### Work to complete
Set down the data below once more, precisely as it reads.

-------- Record extracts --------

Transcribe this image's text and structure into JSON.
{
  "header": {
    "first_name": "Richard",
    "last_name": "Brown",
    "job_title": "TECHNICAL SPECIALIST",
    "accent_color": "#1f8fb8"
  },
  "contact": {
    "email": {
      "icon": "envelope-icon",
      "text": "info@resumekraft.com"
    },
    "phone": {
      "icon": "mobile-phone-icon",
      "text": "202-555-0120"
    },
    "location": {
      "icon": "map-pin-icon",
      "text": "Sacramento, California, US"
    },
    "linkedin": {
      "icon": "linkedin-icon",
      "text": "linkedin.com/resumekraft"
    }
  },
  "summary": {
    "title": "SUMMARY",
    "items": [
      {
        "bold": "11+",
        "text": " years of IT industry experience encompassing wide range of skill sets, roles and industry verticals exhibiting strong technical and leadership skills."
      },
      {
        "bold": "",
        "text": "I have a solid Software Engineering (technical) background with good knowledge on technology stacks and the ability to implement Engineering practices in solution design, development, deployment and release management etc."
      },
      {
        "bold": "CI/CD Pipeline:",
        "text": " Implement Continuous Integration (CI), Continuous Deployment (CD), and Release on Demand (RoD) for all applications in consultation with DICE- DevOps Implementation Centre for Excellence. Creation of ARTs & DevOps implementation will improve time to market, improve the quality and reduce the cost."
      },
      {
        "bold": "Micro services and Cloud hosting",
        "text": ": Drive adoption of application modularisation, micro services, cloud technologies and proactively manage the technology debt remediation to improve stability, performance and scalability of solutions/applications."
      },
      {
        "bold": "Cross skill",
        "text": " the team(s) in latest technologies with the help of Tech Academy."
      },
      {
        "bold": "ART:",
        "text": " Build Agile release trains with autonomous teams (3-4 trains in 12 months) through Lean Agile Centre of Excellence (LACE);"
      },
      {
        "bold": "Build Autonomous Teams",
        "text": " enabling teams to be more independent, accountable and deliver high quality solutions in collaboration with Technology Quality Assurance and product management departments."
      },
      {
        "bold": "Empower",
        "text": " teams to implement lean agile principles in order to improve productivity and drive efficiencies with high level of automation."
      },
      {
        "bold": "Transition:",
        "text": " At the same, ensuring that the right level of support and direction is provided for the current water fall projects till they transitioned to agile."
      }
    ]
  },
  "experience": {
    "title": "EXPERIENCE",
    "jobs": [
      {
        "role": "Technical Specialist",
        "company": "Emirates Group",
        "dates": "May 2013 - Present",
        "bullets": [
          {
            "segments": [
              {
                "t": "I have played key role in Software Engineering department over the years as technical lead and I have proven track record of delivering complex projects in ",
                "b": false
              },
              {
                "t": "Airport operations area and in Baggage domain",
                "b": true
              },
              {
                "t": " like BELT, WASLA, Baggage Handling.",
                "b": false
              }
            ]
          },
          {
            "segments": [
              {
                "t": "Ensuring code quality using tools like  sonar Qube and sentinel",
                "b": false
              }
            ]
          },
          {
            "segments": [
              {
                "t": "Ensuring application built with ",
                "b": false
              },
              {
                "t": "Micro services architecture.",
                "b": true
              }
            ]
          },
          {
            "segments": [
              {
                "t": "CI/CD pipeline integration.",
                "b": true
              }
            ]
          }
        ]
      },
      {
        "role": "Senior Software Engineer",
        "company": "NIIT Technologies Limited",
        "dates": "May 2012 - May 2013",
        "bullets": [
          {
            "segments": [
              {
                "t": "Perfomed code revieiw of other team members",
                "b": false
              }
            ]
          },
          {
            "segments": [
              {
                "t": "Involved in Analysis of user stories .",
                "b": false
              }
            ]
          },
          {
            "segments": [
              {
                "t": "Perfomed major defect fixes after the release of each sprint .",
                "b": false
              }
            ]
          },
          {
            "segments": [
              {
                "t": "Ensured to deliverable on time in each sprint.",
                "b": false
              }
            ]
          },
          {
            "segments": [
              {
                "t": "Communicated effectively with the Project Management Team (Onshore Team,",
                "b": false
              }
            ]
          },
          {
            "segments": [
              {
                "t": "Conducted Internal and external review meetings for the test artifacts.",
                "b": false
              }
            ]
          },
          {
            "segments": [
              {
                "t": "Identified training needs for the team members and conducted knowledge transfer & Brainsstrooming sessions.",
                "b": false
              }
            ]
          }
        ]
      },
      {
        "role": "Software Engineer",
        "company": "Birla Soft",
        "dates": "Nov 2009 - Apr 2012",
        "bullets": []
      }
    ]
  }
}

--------

### Exercise response
Transcribe this image's text and structure into JSON.
{
  "header": {
    "first_name": "Richard",
    "last_name": "Brown",
    "job_title": "TECHNICAL SPECIALIST",
    "accent_color": "#1f8fb8"
  },
  "contact": {
    "email": {
      "icon": "envelope-icon",
      "text": "info@resumekraft.com"
    },
    "phone": {
      "icon": "mobile-phone-icon",
      "text": "202-555-0120"
    },
    "location": {
      "icon": "map-pin-icon",
      "text": "Sacramento, California, US"
    },
    "linkedin": {
      "icon": "linkedin-icon",
      "text": "linkedin.com/resumekraft"
    }
  },
  "summary": {
    "title": "SUMMARY",
    "items": [
      {
        "bold": "11+",
        "text": " years of IT industry experience encompassing wide range of skill sets, roles and industry verticals exhibiting strong technical and leadership skills."
      },
      {
        "bold": "",
        "text": "I have a solid Software Engineering (technical) background with good knowledge on technology stacks and the ability to implement Engineering practices in solution design, development, deployment and release management etc."
      },
      {
        "bold": "CI/CD Pipeline:",
        "text": " Implement Continuous Integration (CI), Continuous Deployment (CD), and Release on Demand (RoD) for all applications in consultation with DICE- DevOps Implementation Centre for Excellence. Creation of ARTs & DevOps implementation will improve time to market, improve the quality and reduce the cost."
      },
      {
        "bold": "Micro services and Cloud hosting",
        "text": ": Drive adoption of application modularisation, micro services, cloud technologies and proactively manage the technology debt remediation to improve stability, performance and scalability of solutions/applications."
      },
      {
        "bold": "Cross skill",
        "text": " the team(s) in latest technologies with the help of Tech Academy."
      },
      {
        "bold": "ART:",
        "text": " Build Agile release trains with autonomous teams (3-4 trains in 12 months) through Lean Agile Centre of Excellence (LACE);"
      },
      {
        "bold": "Build Autonomous Teams",
        "text": " enabling teams to be more independent, accountable and deliver high quality solutions in collaboration with Technology Quality Assurance and product management departments."
      },
      {
        "bold": "Empower",
        "text": " teams to implement lean agile principles in order to improve productivity and drive efficiencies with high level of automation."
      },
      {
        "bold": "Transition:",
        "text": " At the same, ensuring that the right level of support and direction is provided for the current water fall projects till they transitioned to agile."
      }
    ]
  },
  "experience": {
    "title": "EXPERIENCE",
    "jobs": [
      {
        "role": "Technical Specialist",
        "company": "Emirates Group",
        "dates": "May 2013 - Present",
        "bullets": [
          {
            "segments": [
              {
                "t": "I have played key role in Software Engineering department over the years as technical lead and I have proven track record of delivering complex projects in ",
                "b": false
              },
              {
                "t": "Airport operations area and in Baggage domain",
                "b": true
              },
              {
                "t": " like BELT, WASLA, Baggage Handling.",
                "b": false
              }
            ]
          },
          {
            "segments": [
              {
                "t": "Ensuring code quality using tools like  sonar Qube and sentinel",
                "b": false
              }
            ]
          },
          {
            "segments": [
              {
                "t": "Ensuring application built with ",
                "b": false
              },
              {
                "t": "Micro services architecture.",
                "b": true
              }
            ]
          },
          {
            "segments": [
              {
                "t": "CI/CD pipeline integration.",
                "b": true
              }
            ]
          }
        ]
      },
      {
        "role": "Senior Software Engineer",
        "company": "NIIT Technologies Limited",
        "dates": "May 2012 - May 2013",
        "bullets": [
          {
            "segments": [
              {
                "t": "Perfomed code revieiw of other team members",
                "b": false
              }
            ]
          },
          {
            "segments": [
              {
                "t": "Involved in Analysis of user stories .",
                "b": false
              }
            ]
          },
          {
            "segments": [
              {
                "t": "Perfomed major defect fixes after the release of each sprint .",
                "b": false
              }
            ]
          },
          {
            "segments": [
              {
                "t": "Ensured to deliverable on time in each sprint.",
                "b": false
              }
            ]
          },
          {
            "segments": [
              {
                "t": "Communicated effectively with the Project Management Team (Onshore Team,",
                "b": false
              }
            ]
          },
          {
            "segments": [
              {
                "t": "Conducted Internal and external review meetings for the test artifacts.",
                "b": false
              }
            ]
          },
          {
            "segments": [
              {
                "t": "Identified training needs for the team members and conducted knowledge transfer & Brainsstrooming sessions.",
                "b": false
              }
            ]
          }
        ]
      },
      {
        "role": "Software Engineer",
        "company": "Birla Soft",
        "dates": "Nov 2009 - Apr 2012",
        "bullets": []
      }
    ]
  }
}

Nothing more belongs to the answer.